Join the discussion 5 Comments
One question is did these people have Neanderthal genetics too?
We know Neanderthals were once in what is now Spain.
It would be surprising if they had no Neanderthal genetics.
I’m submitting my application to be Vanessa’s new lab partner.
What little I know about paleoanthropology has focused on the rise of humanity, not so much in the brief time after Homo sapiens acquired world domination. That’s given me an inkling that we are dealing with massive scales of time and populations that few individuals in their tiny span can really wrap their head around.
It’s 8500 miles from South Africa to China and 1.5 million years between Turkana Boy and the Denisovan girl in Altai.
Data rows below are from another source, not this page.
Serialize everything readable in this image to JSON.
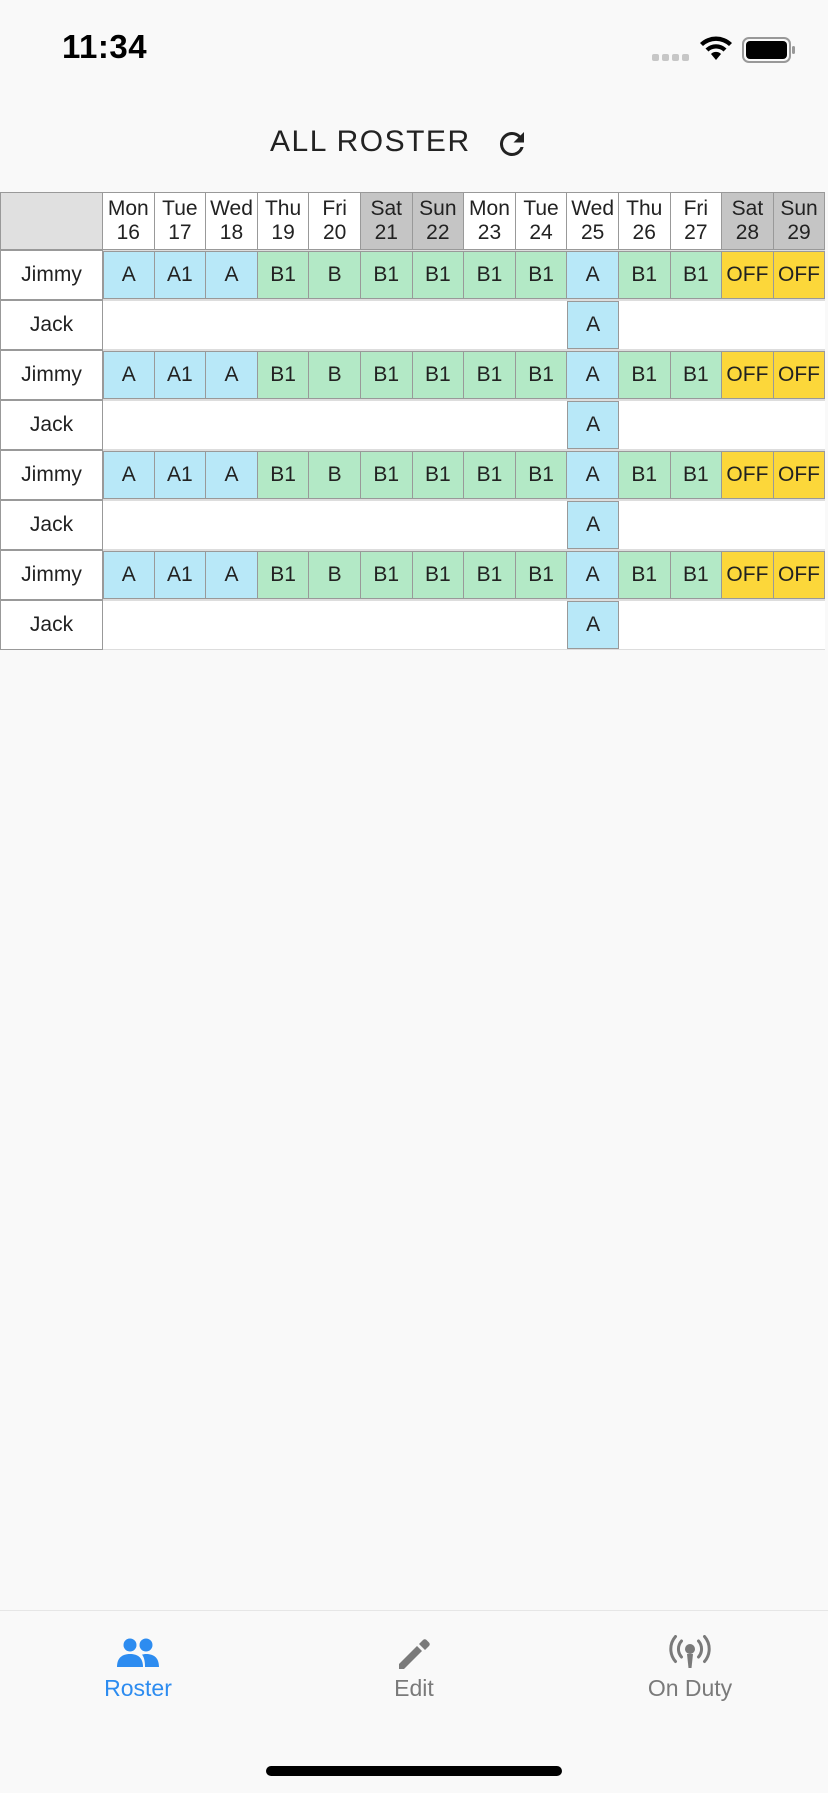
{
  "status_bar": {
    "time": "11:34"
  },
  "header": {
    "title": "ALL ROSTER",
    "refresh_icon": "refresh-icon"
  },
  "roster": {
    "days": [
      {
        "dow": "Mon",
        "date": "16",
        "weekend": false
      },
      {
        "dow": "Tue",
        "date": "17",
        "weekend": false
      },
      {
        "dow": "Wed",
        "date": "18",
        "weekend": false
      },
      {
        "dow": "Thu",
        "date": "19",
        "weekend": false
      },
      {
        "dow": "Fri",
        "date": "20",
        "weekend": false
      },
      {
        "dow": "Sat",
        "date": "21",
        "weekend": true
      },
      {
        "dow": "Sun",
        "date": "22",
        "weekend": true
      },
      {
        "dow": "Mon",
        "date": "23",
        "weekend": false
      },
      {
        "dow": "Tue",
        "date": "24",
        "weekend": false
      },
      {
        "dow": "Wed",
        "date": "25",
        "weekend": false
      },
      {
        "dow": "Thu",
        "date": "26",
        "weekend": false
      },
      {
        "dow": "Fri",
        "date": "27",
        "weekend": false
      },
      {
        "dow": "Sat",
        "date": "28",
        "weekend": true
      },
      {
        "dow": "Sun",
        "date": "29",
        "weekend": true
      }
    ],
    "rows": [
      {
        "name": "Jimmy",
        "shifts": [
          "A",
          "A1",
          "A",
          "B1",
          "B",
          "B1",
          "B1",
          "B1",
          "B1",
          "A",
          "B1",
          "B1",
          "OFF",
          "OFF"
        ]
      },
      {
        "name": "Jack",
        "shifts": [
          "",
          "",
          "",
          "",
          "",
          "",
          "",
          "",
          "",
          "A",
          "",
          "",
          "",
          ""
        ]
      },
      {
        "name": "Jimmy",
        "shifts": [
          "A",
          "A1",
          "A",
          "B1",
          "B",
          "B1",
          "B1",
          "B1",
          "B1",
          "A",
          "B1",
          "B1",
          "OFF",
          "OFF"
        ]
      },
      {
        "name": "Jack",
        "shifts": [
          "",
          "",
          "",
          "",
          "",
          "",
          "",
          "",
          "",
          "A",
          "",
          "",
          "",
          ""
        ]
      },
      {
        "name": "Jimmy",
        "shifts": [
          "A",
          "A1",
          "A",
          "B1",
          "B",
          "B1",
          "B1",
          "B1",
          "B1",
          "A",
          "B1",
          "B1",
          "OFF",
          "OFF"
        ]
      },
      {
        "name": "Jack",
        "shifts": [
          "",
          "",
          "",
          "",
          "",
          "",
          "",
          "",
          "",
          "A",
          "",
          "",
          "",
          ""
        ]
      },
      {
        "name": "Jimmy",
        "shifts": [
          "A",
          "A1",
          "A",
          "B1",
          "B",
          "B1",
          "B1",
          "B1",
          "B1",
          "A",
          "B1",
          "B1",
          "OFF",
          "OFF"
        ]
      },
      {
        "name": "Jack",
        "shifts": [
          "",
          "",
          "",
          "",
          "",
          "",
          "",
          "",
          "",
          "A",
          "",
          "",
          "",
          ""
        ]
      }
    ],
    "colors": {
      "A": "#b8e8f8",
      "B": "#b3e9c6",
      "OFF": "#fcd73a",
      "weekend_header": "#c5c5c5"
    }
  },
  "bottom_nav": {
    "items": [
      {
        "label": "Roster",
        "icon": "people-icon",
        "active": true
      },
      {
        "label": "Edit",
        "icon": "pencil-icon",
        "active": false
      },
      {
        "label": "On Duty",
        "icon": "broadcast-icon",
        "active": false
      }
    ],
    "active_color": "#2d8cf0",
    "inactive_color": "#7a7a7a"
  }
}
Compare: An observer would have a hard time gleaning an understanding of Seti’s Egypt by studying Jamestown and they’re only separated by 3300 years and 6000 miles. And there are written records.
Disparate populations have probably ebbed and flowed through the Iberian peninsula scores of times between the last Neanderthal and 23,000 years ago. I would be shocked if any extraordinary markers of their existence remained.
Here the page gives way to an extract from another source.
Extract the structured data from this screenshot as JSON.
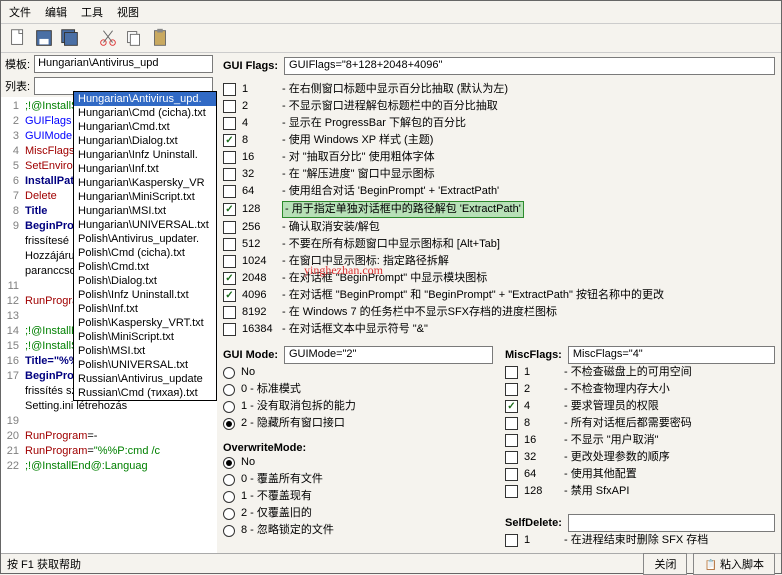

Genetic hominin tracing has mostly been helpful because some groups of backward Africans seem to have been time capsule frozen for just about a gazillion years.
Yes, of course they had Neanderthal. Okay, the 60,000 year old woman found in Czechia had I believe 6%. The Homo sapien found in Croatia dated 20,000 years ago was 16%. And Utzi the Iceman, from 2000 years ago, had 4.5%. I think I’ve got those percentages about right.
I do know Stringer likes to use the Croatia example and say that he was 1/12th Neanderthal, meaning one of his great grandparents was a full Neanderthal. That’s pretty mind-blowing if you think about it. Give that Croatian man a 23 and Me test, and it’d be like “hey look, great grandpops was full-blooded Neanderthal.”
There’s lots of neanderthal to go around to be sure, some individuals much more than others. I was only saying that migrating populations over long periods have pretty much dispersed the genetic footprint of past groups that used to live on the same real estate. Except for some isolated pockets of sub-Saharan Africans.
Maybe I missed something, but I didn’t see anything showing Iberian populations only 15,000 years post-extinction had any more Neanderthal genes than anywhere else.
But to tell the truth, nobody should listen to me much about this micro population stuff. It makes me dizzy. Give me Homo habilis any time.